“We are appalled at the government spending tens of billions of dollars on military equipment. This money needs to be used to fully fund programmes to reduce emissions creating a low energy and fair society as well as increasing aid to our Pacific neighbours who are living with the climate crisis every day. We’ve just seen the devastating effects of flooding after a heatwave all around Aotearoa. It is vital that action is taken now and that communities have support to transition to both tackle the climate crisis but to also live with the effects. This is way more important than the latest military upgrades for naval vessels.

“Our Pacific neighbours are on the frontlines of the climate crisis right now. They are also on the frontlines of increased military tensions between the US and China. New Zealand should be leading the work on a nuclear-free, weapons-free and climate resilient region. We need to provide aid and possibly even find mutually agreed upon resettlement programmes. War planes designed to bomb submarines are not part of this solution.
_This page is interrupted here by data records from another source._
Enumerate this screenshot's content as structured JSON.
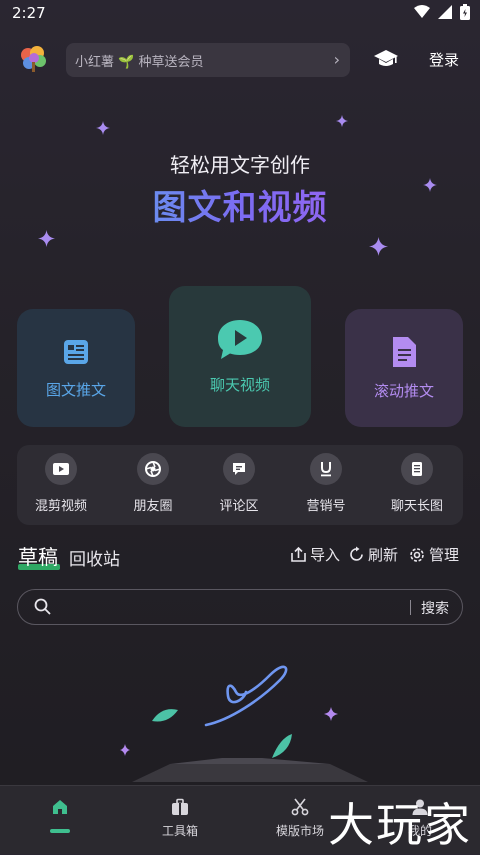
{
  "status": {
    "time": "2:27"
  },
  "topbar": {
    "promo_text": "小红薯 🌱 种草送会员",
    "login_label": "登录"
  },
  "hero": {
    "subtitle": "轻松用文字创作",
    "title": "图文和视频"
  },
  "cards": [
    {
      "label": "图文推文",
      "color": "#5aa6e8"
    },
    {
      "label": "聊天视频",
      "color": "#4bc9b0"
    },
    {
      "label": "滚动推文",
      "color": "#b38cf0"
    }
  ],
  "tools": [
    {
      "label": "混剪视频",
      "icon": "play-film-icon"
    },
    {
      "label": "朋友圈",
      "icon": "aperture-icon"
    },
    {
      "label": "评论区",
      "icon": "comment-icon"
    },
    {
      "label": "营销号",
      "icon": "underline-u-icon"
    },
    {
      "label": "聊天长图",
      "icon": "phone-list-icon"
    }
  ],
  "drafts": {
    "active_tab": "草稿",
    "other_tab": "回收站",
    "import_label": "导入",
    "refresh_label": "刷新",
    "manage_label": "管理",
    "search_placeholder": "",
    "search_button": "搜索"
  },
  "bottomnav": [
    {
      "label": "",
      "icon": "home-icon"
    },
    {
      "label": "工具箱",
      "icon": "toolbox-icon"
    },
    {
      "label": "模版市场",
      "icon": "scissors-icon"
    },
    {
      "label": "我的",
      "icon": "user-icon"
    }
  ],
  "watermark": "大玩家",
  "colors": {
    "accent_green": "#2fa864",
    "nav_indicator": "#3fbf8f"
  }
}
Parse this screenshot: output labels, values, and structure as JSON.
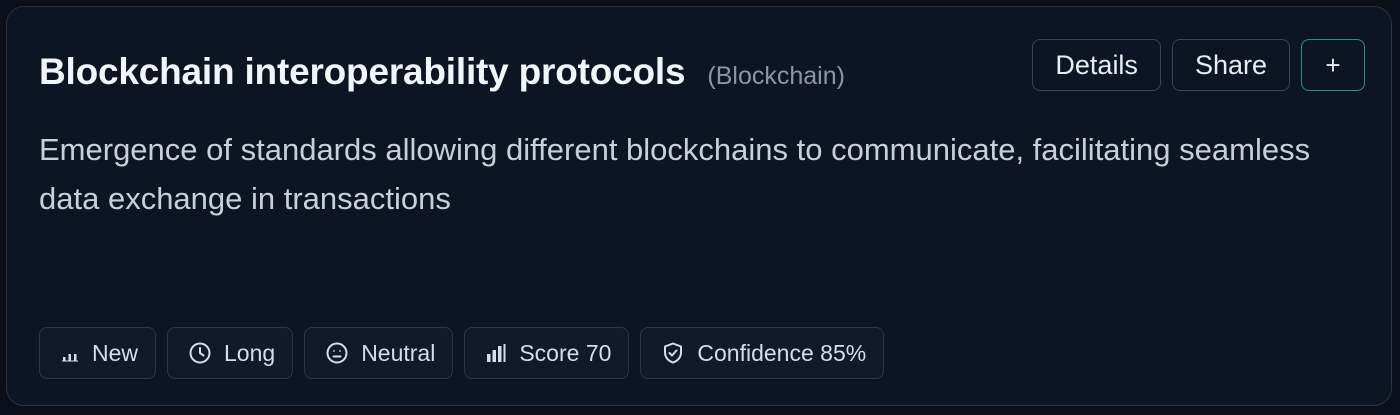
{
  "card": {
    "title": "Blockchain interoperability protocols",
    "category": "(Blockchain)",
    "description": "Emergence of standards allowing different blockchains to communicate, facilitating seamless data exchange in transactions"
  },
  "actions": {
    "details_label": "Details",
    "share_label": "Share",
    "add_label": "+"
  },
  "tags": [
    {
      "label": "New",
      "icon": "bar-chart-small-icon"
    },
    {
      "label": "Long",
      "icon": "clock-icon"
    },
    {
      "label": "Neutral",
      "icon": "neutral-face-icon"
    },
    {
      "label": "Score 70",
      "icon": "bar-chart-icon"
    },
    {
      "label": "Confidence 85%",
      "icon": "shield-check-icon"
    }
  ],
  "colors": {
    "background": "#0b0f1a",
    "card": "#0d1424",
    "border": "#2a3344",
    "accent": "#2f8f86",
    "muted_text": "#8a96aa"
  }
}
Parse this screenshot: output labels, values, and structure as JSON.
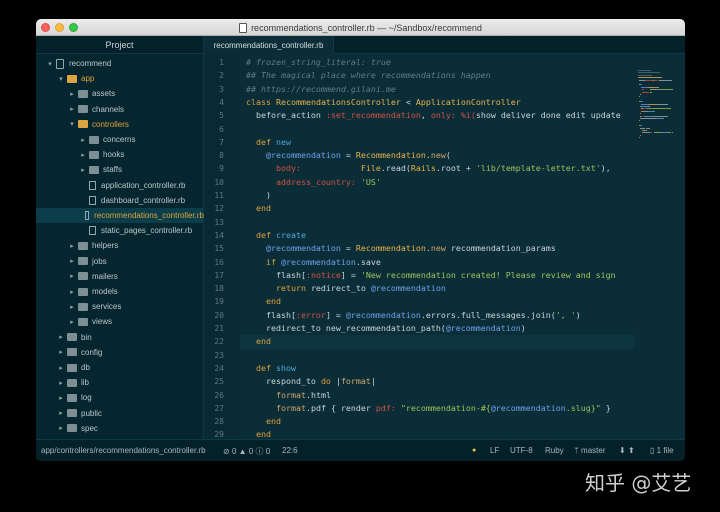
{
  "window": {
    "title": "recommendations_controller.rb — ~/Sandbox/recommend"
  },
  "sidebar": {
    "header": "Project",
    "items": [
      {
        "label": "recommend",
        "kind": "repo",
        "depth": 0,
        "state": "open"
      },
      {
        "label": "app",
        "kind": "folder",
        "depth": 1,
        "state": "open"
      },
      {
        "label": "assets",
        "kind": "folder",
        "depth": 2,
        "state": "closed"
      },
      {
        "label": "channels",
        "kind": "folder",
        "depth": 2,
        "state": "closed"
      },
      {
        "label": "controllers",
        "kind": "folder",
        "depth": 2,
        "state": "open"
      },
      {
        "label": "concerns",
        "kind": "folder",
        "depth": 3,
        "state": "closed"
      },
      {
        "label": "hooks",
        "kind": "folder",
        "depth": 3,
        "state": "closed"
      },
      {
        "label": "staffs",
        "kind": "folder",
        "depth": 3,
        "state": "closed"
      },
      {
        "label": "application_controller.rb",
        "kind": "file",
        "depth": 3
      },
      {
        "label": "dashboard_controller.rb",
        "kind": "file",
        "depth": 3
      },
      {
        "label": "recommendations_controller.rb",
        "kind": "file",
        "depth": 3,
        "selected": true
      },
      {
        "label": "static_pages_controller.rb",
        "kind": "file",
        "depth": 3
      },
      {
        "label": "helpers",
        "kind": "folder",
        "depth": 2,
        "state": "closed"
      },
      {
        "label": "jobs",
        "kind": "folder",
        "depth": 2,
        "state": "closed"
      },
      {
        "label": "mailers",
        "kind": "folder",
        "depth": 2,
        "state": "closed"
      },
      {
        "label": "models",
        "kind": "folder",
        "depth": 2,
        "state": "closed"
      },
      {
        "label": "services",
        "kind": "folder",
        "depth": 2,
        "state": "closed"
      },
      {
        "label": "views",
        "kind": "folder",
        "depth": 2,
        "state": "closed"
      },
      {
        "label": "bin",
        "kind": "folder",
        "depth": 1,
        "state": "closed"
      },
      {
        "label": "config",
        "kind": "folder",
        "depth": 1,
        "state": "closed"
      },
      {
        "label": "db",
        "kind": "folder",
        "depth": 1,
        "state": "closed"
      },
      {
        "label": "lib",
        "kind": "folder",
        "depth": 1,
        "state": "closed"
      },
      {
        "label": "log",
        "kind": "folder",
        "depth": 1,
        "state": "closed"
      },
      {
        "label": "public",
        "kind": "folder",
        "depth": 1,
        "state": "closed"
      },
      {
        "label": "spec",
        "kind": "folder",
        "depth": 1,
        "state": "closed"
      }
    ]
  },
  "editor": {
    "tab_label": "recommendations_controller.rb",
    "current_line": 22,
    "lines": [
      {
        "n": "1",
        "tokens": [
          [
            "com",
            "# frozen_string_literal: true"
          ]
        ]
      },
      {
        "n": "2",
        "tokens": [
          [
            "com",
            "## The magical place where recommendations happen"
          ]
        ]
      },
      {
        "n": "3",
        "tokens": [
          [
            "com",
            "## https://recommend.gilani.me"
          ]
        ]
      },
      {
        "n": "4",
        "tokens": [
          [
            "kw",
            "class "
          ],
          [
            "cls",
            "RecommendationsController"
          ],
          [
            "pl",
            " < "
          ],
          [
            "cls",
            "ApplicationController"
          ]
        ]
      },
      {
        "n": "5",
        "tokens": [
          [
            "pl",
            "  before_action "
          ],
          [
            "sym",
            ":set_recommendation"
          ],
          [
            "pl",
            ", "
          ],
          [
            "sym",
            "only:"
          ],
          [
            "pl",
            " "
          ],
          [
            "sym",
            "%i("
          ],
          [
            "pl",
            "show deliver done edit update"
          ]
        ]
      },
      {
        "n": "6",
        "tokens": []
      },
      {
        "n": "7",
        "tokens": [
          [
            "kw",
            "  def "
          ],
          [
            "def",
            "new"
          ]
        ]
      },
      {
        "n": "8",
        "tokens": [
          [
            "pl",
            "    "
          ],
          [
            "ivar",
            "@recommendation"
          ],
          [
            "pl",
            " = "
          ],
          [
            "cls",
            "Recommendation"
          ],
          [
            "pl",
            "."
          ],
          [
            "fn",
            "new"
          ],
          [
            "pl",
            "("
          ]
        ]
      },
      {
        "n": "9",
        "tokens": [
          [
            "pl",
            "      "
          ],
          [
            "sym",
            "body:"
          ],
          [
            "pl",
            "            "
          ],
          [
            "cls",
            "File"
          ],
          [
            "pl",
            ".read("
          ],
          [
            "cls",
            "Rails"
          ],
          [
            "pl",
            ".root + "
          ],
          [
            "str",
            "'lib/template-letter.txt'"
          ],
          [
            "pl",
            "),"
          ]
        ]
      },
      {
        "n": "10",
        "tokens": [
          [
            "pl",
            "      "
          ],
          [
            "sym",
            "address_country:"
          ],
          [
            "pl",
            " "
          ],
          [
            "str",
            "'US'"
          ]
        ]
      },
      {
        "n": "11",
        "tokens": [
          [
            "pl",
            "    )"
          ]
        ]
      },
      {
        "n": "12",
        "tokens": [
          [
            "kw",
            "  end"
          ]
        ]
      },
      {
        "n": "13",
        "tokens": []
      },
      {
        "n": "14",
        "tokens": [
          [
            "kw",
            "  def "
          ],
          [
            "def",
            "create"
          ]
        ]
      },
      {
        "n": "15",
        "tokens": [
          [
            "pl",
            "    "
          ],
          [
            "ivar",
            "@recommendation"
          ],
          [
            "pl",
            " = "
          ],
          [
            "cls",
            "Recommendation"
          ],
          [
            "pl",
            "."
          ],
          [
            "fn",
            "new"
          ],
          [
            "pl",
            " recommendation_params"
          ]
        ]
      },
      {
        "n": "16",
        "tokens": [
          [
            "kw",
            "    if "
          ],
          [
            "ivar",
            "@recommendation"
          ],
          [
            "pl",
            ".save"
          ]
        ]
      },
      {
        "n": "17",
        "tokens": [
          [
            "pl",
            "      flash["
          ],
          [
            "sym",
            ":notice"
          ],
          [
            "pl",
            "] = "
          ],
          [
            "str",
            "'New recommendation created! Please review and sign"
          ]
        ]
      },
      {
        "n": "18",
        "tokens": [
          [
            "kw",
            "      return "
          ],
          [
            "pl",
            "redirect_to "
          ],
          [
            "ivar",
            "@recommendation"
          ]
        ]
      },
      {
        "n": "19",
        "tokens": [
          [
            "kw",
            "    end"
          ]
        ]
      },
      {
        "n": "20",
        "tokens": [
          [
            "pl",
            "    flash["
          ],
          [
            "sym",
            ":error"
          ],
          [
            "pl",
            "] = "
          ],
          [
            "ivar",
            "@recommendation"
          ],
          [
            "pl",
            ".errors.full_messages.join("
          ],
          [
            "str",
            "', '"
          ],
          [
            "pl",
            ")"
          ]
        ]
      },
      {
        "n": "21",
        "tokens": [
          [
            "pl",
            "    redirect_to new_recommendation_path("
          ],
          [
            "ivar",
            "@recommendation"
          ],
          [
            "pl",
            ")"
          ]
        ]
      },
      {
        "n": "22",
        "tokens": [
          [
            "kw",
            "  end"
          ]
        ]
      },
      {
        "n": "23",
        "tokens": []
      },
      {
        "n": "24",
        "tokens": [
          [
            "kw",
            "  def "
          ],
          [
            "def",
            "show"
          ]
        ]
      },
      {
        "n": "25",
        "tokens": [
          [
            "pl",
            "    respond_to "
          ],
          [
            "kw",
            "do"
          ],
          [
            "pl",
            " |"
          ],
          [
            "fn",
            "format"
          ],
          [
            "pl",
            "|"
          ]
        ]
      },
      {
        "n": "26",
        "tokens": [
          [
            "pl",
            "      "
          ],
          [
            "fn",
            "format"
          ],
          [
            "pl",
            ".html"
          ]
        ]
      },
      {
        "n": "27",
        "tokens": [
          [
            "pl",
            "      "
          ],
          [
            "fn",
            "format"
          ],
          [
            "pl",
            ".pdf { render "
          ],
          [
            "sym",
            "pdf:"
          ],
          [
            "pl",
            " "
          ],
          [
            "str",
            "\"recommendation-#{"
          ],
          [
            "ivar",
            "@recommendation"
          ],
          [
            "str",
            ".slug}\""
          ],
          [
            "pl",
            " }"
          ]
        ]
      },
      {
        "n": "28",
        "tokens": [
          [
            "kw",
            "    end"
          ]
        ]
      },
      {
        "n": "29",
        "tokens": [
          [
            "kw",
            "  end"
          ]
        ]
      }
    ]
  },
  "statusbar": {
    "path": "app/controllers/recommendations_controller.rb",
    "errors": "0",
    "warnings": "0",
    "infos": "0",
    "cursor": "22:6",
    "line_ending": "LF",
    "encoding": "UTF-8",
    "grammar": "Ruby",
    "branch": "master",
    "file_count": "1 file"
  },
  "watermark": "知乎 @艾艺",
  "colors": {
    "background": "#0a2d38",
    "sidebar": "#06262f",
    "keyword": "#e0a13c",
    "string": "#9fc35a",
    "instance_var": "#6fa1e8",
    "symbol": "#d5513f"
  }
}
While the Armed Forces have played a key role in responding to natural disasters, such as the volcanic eruption and tsunami in Tonga, this was done by our current aircraft and boats, not the expensive new combat craft and upgrades. 

Pacific communities have been calling to take meaningful action on the climate crisis. We need a proactive strategy in the Pacific: a proactive strategy to ban oil, gas and coal, and a planned transition to a flourishing, fair and low energy society. We also need to be a voice for peace in the Pacific, helping to coordinate aid for our neighbours on the front lines of the climate crisis and push against the idea of armed conflict in the region. That is how we will weather these ‘rough seas’.”
The open letter remains open for endorsements until the 31st of March. The full open letter can be viewed here and to endorse please email